[…]privacy is a form of protection against certain harmful or problematic activities. The activities that affect privacy are not necessarily socially undesirable or worthy of sanction or prohibition. This fact is what makes addressing privacy issues so complex. In many instances, there is no clear-cut wrongdoer, no indisputable villain whose activities lack social value. Instead, many privacy problems emerge as a result of efficacious activities, much like pollution is an outgrowth of industrial production. (Daniel Solove, 2006)
In the case of privacy, the application of this theory is even less plausible. Not only people often do not understand privacy as a notion (or their perceptions of privacy significantly vary) but the possible outcomes of privacy decisions are hard to recognize. For instance, the prediction of potential risks related to information disclosure may be very cumbersome because the harms that may result from such activity are often abstract or intangible. It is much easier to evaluate a decision outcome as risky or bad if we know that it will result in financial loss, harm to our family or friends, etc. As indicated by Daniel Solove in Taxonomy of Privacy, privacy harms may be invisible, not tangible, which makes it difficult to recognize them even by the juridical system. And if that is the case, imagine how cumbersome it is to predict what will happen to us, when we sign up for new applications, share information on social media, and so on.

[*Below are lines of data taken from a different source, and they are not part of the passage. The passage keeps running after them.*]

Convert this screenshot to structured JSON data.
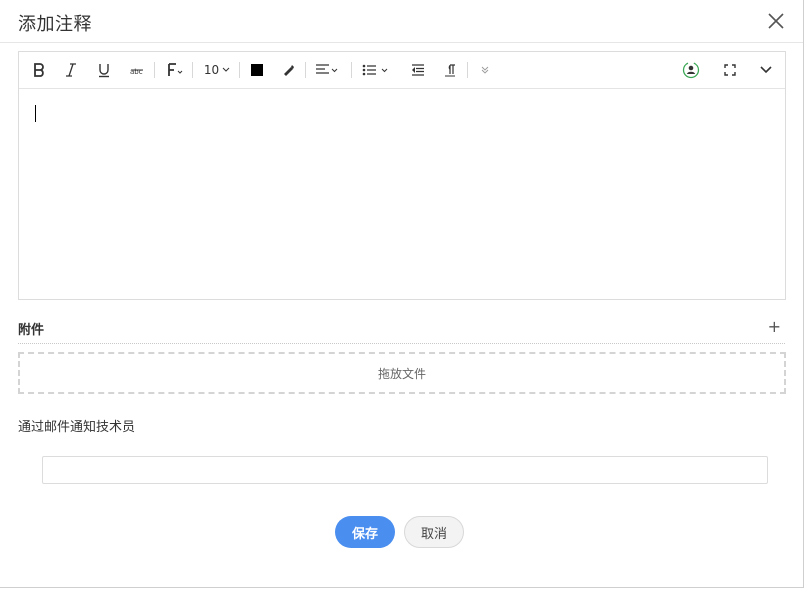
{
  "dialog": {
    "title": "添加注释"
  },
  "toolbar": {
    "font_size": "10",
    "text_color": "#000000"
  },
  "attachments": {
    "label": "附件",
    "add": "+",
    "drop_text": "拖放文件"
  },
  "notify": {
    "label": "通过邮件通知技术员",
    "value": ""
  },
  "buttons": {
    "save": "保存",
    "cancel": "取消"
  },
  "colors": {
    "accent": "#4a8ef0",
    "icon": "#333333",
    "sync_icon": "#3aa854"
  },
  "icons": [
    "close-icon",
    "bold-icon",
    "italic-icon",
    "underline-icon",
    "strikethrough-icon",
    "font-family-icon",
    "text-color-icon",
    "highlight-icon",
    "align-icon",
    "list-icon",
    "outdent-icon",
    "paragraph-icon",
    "more-icon",
    "sync-user-icon",
    "fullscreen-icon",
    "collapse-icon"
  ]
}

One common pitfall is viewing “privacy” as a particular kind of harm to the exclusion of all others. As illustrated throughout [this] Article, courts generally find no privacy interest if information is in the public domain, if people are monitored in public, if information is gathered in a public place, if no intimate or embarrassing details are revealed, or if no new data is collected about a person.
If courts and legislatures focused instead
on the privacy problems, many of these distinctions and determinative factors would matter much less in the analysis. (Daniel Solove, 2006)
The difficulty of privacy decisions increases due to the choice provided by digital services. The wrong design choices have two-fold effects. If there is not enough choice, we may struggle with the understanding of, for instance, whether we can sign up for an online dating service without providing all personal information from our Facebook account. On the other hand, we may have too much choice, and as a result, become unsure what data we want to display on our personal profile because we don’t even understand what such data is.
This is why it is necessary to gain a better understanding of people’s privacy decision-making process. This will enable the building of better privacy choice architectures, providing people with transparent, easy-to-understand privacy information compliant with legal requirements, such as the GDPR, that may improve people’s decisions and risk awareness. Also, an in-depth understanding of the decision-making process may benefit legislators, allowing them to identify new privacy risks and harms.
What do you think about privacy decisions? Do you feel insecure about some of the outcomes of your decisions? Do you have any fears while you sign up for various online services? I would love to hear your opinions!
Briggs, R. A., “Normative Theories of Rational Choice: Expected Utility”, The Stanford Encyclopedia of Philosophy (Spring 2017 Edition), Edward N. Zalta (ed.), URL = <https://plato.stanford.edu/archives/spr2017/entries/rationality-normative-utility/>.
Solove, D. (2006). A taxonomy of privacy. University of Pennsylvania Law Review, (477), 477–560.
Kahneman, D. (2011). Thinking, fast and slow. Macmillan.